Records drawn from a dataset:
◇ ◇ ◇
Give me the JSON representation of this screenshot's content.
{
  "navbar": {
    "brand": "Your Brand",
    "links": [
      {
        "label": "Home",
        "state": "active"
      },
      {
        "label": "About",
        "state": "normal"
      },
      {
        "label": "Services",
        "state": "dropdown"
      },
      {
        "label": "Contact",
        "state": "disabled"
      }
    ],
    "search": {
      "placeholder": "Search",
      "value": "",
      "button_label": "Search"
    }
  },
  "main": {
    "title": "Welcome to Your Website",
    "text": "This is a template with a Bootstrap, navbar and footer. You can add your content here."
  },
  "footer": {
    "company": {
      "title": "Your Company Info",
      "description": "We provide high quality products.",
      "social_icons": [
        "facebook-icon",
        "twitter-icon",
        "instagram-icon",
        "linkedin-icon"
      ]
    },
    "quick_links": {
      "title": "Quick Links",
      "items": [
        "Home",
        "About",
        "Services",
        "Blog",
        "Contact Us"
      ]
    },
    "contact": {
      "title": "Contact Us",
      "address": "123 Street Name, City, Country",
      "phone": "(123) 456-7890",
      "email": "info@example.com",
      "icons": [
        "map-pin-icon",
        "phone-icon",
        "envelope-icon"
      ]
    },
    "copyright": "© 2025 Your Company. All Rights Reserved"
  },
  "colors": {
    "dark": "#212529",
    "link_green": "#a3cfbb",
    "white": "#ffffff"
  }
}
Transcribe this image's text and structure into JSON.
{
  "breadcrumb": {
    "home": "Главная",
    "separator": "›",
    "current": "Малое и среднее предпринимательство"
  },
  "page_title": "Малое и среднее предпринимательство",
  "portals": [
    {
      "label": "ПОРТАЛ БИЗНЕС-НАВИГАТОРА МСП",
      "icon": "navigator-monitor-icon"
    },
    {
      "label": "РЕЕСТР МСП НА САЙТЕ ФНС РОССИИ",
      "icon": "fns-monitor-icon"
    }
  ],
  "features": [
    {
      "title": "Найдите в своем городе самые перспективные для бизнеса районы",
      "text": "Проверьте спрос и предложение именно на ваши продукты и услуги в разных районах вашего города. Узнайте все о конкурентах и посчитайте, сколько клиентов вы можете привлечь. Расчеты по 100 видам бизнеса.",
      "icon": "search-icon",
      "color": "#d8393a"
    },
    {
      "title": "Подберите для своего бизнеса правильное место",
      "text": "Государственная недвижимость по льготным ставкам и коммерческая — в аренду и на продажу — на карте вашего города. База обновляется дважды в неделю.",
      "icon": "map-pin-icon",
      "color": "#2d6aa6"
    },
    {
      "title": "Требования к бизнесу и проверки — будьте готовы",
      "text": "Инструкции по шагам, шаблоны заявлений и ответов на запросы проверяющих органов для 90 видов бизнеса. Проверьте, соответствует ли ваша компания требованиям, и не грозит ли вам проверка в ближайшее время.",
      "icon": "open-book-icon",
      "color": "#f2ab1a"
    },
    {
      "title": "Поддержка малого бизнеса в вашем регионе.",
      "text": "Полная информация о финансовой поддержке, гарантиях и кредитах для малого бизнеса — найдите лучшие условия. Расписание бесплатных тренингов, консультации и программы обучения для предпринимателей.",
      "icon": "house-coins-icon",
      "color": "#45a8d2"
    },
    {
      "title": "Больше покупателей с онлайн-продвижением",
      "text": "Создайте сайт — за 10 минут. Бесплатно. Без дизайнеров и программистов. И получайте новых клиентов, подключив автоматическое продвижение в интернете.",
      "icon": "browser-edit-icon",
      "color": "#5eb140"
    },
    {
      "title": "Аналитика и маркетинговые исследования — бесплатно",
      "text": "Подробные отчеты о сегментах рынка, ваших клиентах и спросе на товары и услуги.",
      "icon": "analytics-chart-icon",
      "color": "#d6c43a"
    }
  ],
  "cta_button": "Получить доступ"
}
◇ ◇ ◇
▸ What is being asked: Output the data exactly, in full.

▸ Result of the exercise:
Give me the JSON representation of this screenshot's content.
{
  "navbar": {
    "brand": "Your Brand",
    "links": [
      {
        "label": "Home",
        "state": "active"
      },
      {
        "label": "About",
        "state": "normal"
      },
      {
        "label": "Services",
        "state": "dropdown"
      },
      {
        "label": "Contact",
        "state": "disabled"
      }
    ],
    "search": {
      "placeholder": "Search",
      "value": "",
      "button_label": "Search"
    }
  },
  "main": {
    "title": "Welcome to Your Website",
    "text": "This is a template with a Bootstrap, navbar and footer. You can add your content here."
  },
  "footer": {
    "company": {
      "title": "Your Company Info",
      "description": "We provide high quality products.",
      "social_icons": [
        "facebook-icon",
        "twitter-icon",
        "instagram-icon",
        "linkedin-icon"
      ]
    },
    "quick_links": {
      "title": "Quick Links",
      "items": [
        "Home",
        "About",
        "Services",
        "Blog",
        "Contact Us"
      ]
    },
    "contact": {
      "title": "Contact Us",
      "address": "123 Street Name, City, Country",
      "phone": "(123) 456-7890",
      "email": "info@example.com",
      "icons": [
        "map-pin-icon",
        "phone-icon",
        "envelope-icon"
      ]
    },
    "copyright": "© 2025 Your Company. All Rights Reserved"
  },
  "colors": {
    "dark": "#212529",
    "link_green": "#a3cfbb",
    "white": "#ffffff"
  }
}
Transcribe this image's text and structure into JSON.
{
  "breadcrumb": {
    "home": "Главная",
    "separator": "›",
    "current": "Малое и среднее предпринимательство"
  },
  "page_title": "Малое и среднее предпринимательство",
  "portals": [
    {
      "label": "ПОРТАЛ БИЗНЕС-НАВИГАТОРА МСП",
      "icon": "navigator-monitor-icon"
    },
    {
      "label": "РЕЕСТР МСП НА САЙТЕ ФНС РОССИИ",
      "icon": "fns-monitor-icon"
    }
  ],
  "features": [
    {
      "title": "Найдите в своем городе самые перспективные для бизнеса районы",
      "text": "Проверьте спрос и предложение именно на ваши продукты и услуги в разных районах вашего города. Узнайте все о конкурентах и посчитайте, сколько клиентов вы можете привлечь. Расчеты по 100 видам бизнеса.",
      "icon": "search-icon",
      "color": "#d8393a"
    },
    {
      "title": "Подберите для своего бизнеса правильное место",
      "text": "Государственная недвижимость по льготным ставкам и коммерческая — в аренду и на продажу — на карте вашего города. База обновляется дважды в неделю.",
      "icon": "map-pin-icon",
      "color": "#2d6aa6"
    },
    {
      "title": "Требования к бизнесу и проверки — будьте готовы",
      "text": "Инструкции по шагам, шаблоны заявлений и ответов на запросы проверяющих органов для 90 видов бизнеса. Проверьте, соответствует ли ваша компания требованиям, и не грозит ли вам проверка в ближайшее время.",
      "icon": "open-book-icon",
      "color": "#f2ab1a"
    },
    {
      "title": "Поддержка малого бизнеса в вашем регионе.",
      "text": "Полная информация о финансовой поддержке, гарантиях и кредитах для малого бизнеса — найдите лучшие условия. Расписание бесплатных тренингов, консультации и программы обучения для предпринимателей.",
      "icon": "house-coins-icon",
      "color": "#45a8d2"
    },
    {
      "title": "Больше покупателей с онлайн-продвижением",
      "text": "Создайте сайт — за 10 минут. Бесплатно. Без дизайнеров и программистов. И получайте новых клиентов, подключив автоматическое продвижение в интернете.",
      "icon": "browser-edit-icon",
      "color": "#5eb140"
    },
    {
      "title": "Аналитика и маркетинговые исследования — бесплатно",
      "text": "Подробные отчеты о сегментах рынка, ваших клиентах и спросе на товары и услуги.",
      "icon": "analytics-chart-icon",
      "color": "#d6c43a"
    }
  ],
  "cta_button": "Получить доступ"
}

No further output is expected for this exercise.